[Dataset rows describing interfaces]
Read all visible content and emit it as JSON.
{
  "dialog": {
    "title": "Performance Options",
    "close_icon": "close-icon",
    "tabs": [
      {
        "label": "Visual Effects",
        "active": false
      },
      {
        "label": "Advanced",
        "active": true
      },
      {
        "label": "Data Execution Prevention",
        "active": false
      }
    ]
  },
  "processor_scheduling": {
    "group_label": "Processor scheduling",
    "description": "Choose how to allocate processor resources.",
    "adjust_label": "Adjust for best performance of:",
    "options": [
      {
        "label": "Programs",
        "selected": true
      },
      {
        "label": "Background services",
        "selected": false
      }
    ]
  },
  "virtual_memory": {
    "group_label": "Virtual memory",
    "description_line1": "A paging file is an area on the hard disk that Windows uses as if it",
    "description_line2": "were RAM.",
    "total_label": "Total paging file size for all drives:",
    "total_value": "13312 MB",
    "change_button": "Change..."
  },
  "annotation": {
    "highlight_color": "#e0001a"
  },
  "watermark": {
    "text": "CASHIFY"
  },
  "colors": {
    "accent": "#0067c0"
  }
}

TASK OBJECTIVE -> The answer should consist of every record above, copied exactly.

EXERCISE RESULT ->
Read all visible content and emit it as JSON.
{
  "dialog": {
    "title": "Performance Options",
    "close_icon": "close-icon",
    "tabs": [
      {
        "label": "Visual Effects",
        "active": false
      },
      {
        "label": "Advanced",
        "active": true
      },
      {
        "label": "Data Execution Prevention",
        "active": false
      }
    ]
  },
  "processor_scheduling": {
    "group_label": "Processor scheduling",
    "description": "Choose how to allocate processor resources.",
    "adjust_label": "Adjust for best performance of:",
    "options": [
      {
        "label": "Programs",
        "selected": true
      },
      {
        "label": "Background services",
        "selected": false
      }
    ]
  },
  "virtual_memory": {
    "group_label": "Virtual memory",
    "description_line1": "A paging file is an area on the hard disk that Windows uses as if it",
    "description_line2": "were RAM.",
    "total_label": "Total paging file size for all drives:",
    "total_value": "13312 MB",
    "change_button": "Change..."
  },
  "annotation": {
    "highlight_color": "#e0001a"
  },
  "watermark": {
    "text": "CASHIFY"
  },
  "colors": {
    "accent": "#0067c0"
  }
}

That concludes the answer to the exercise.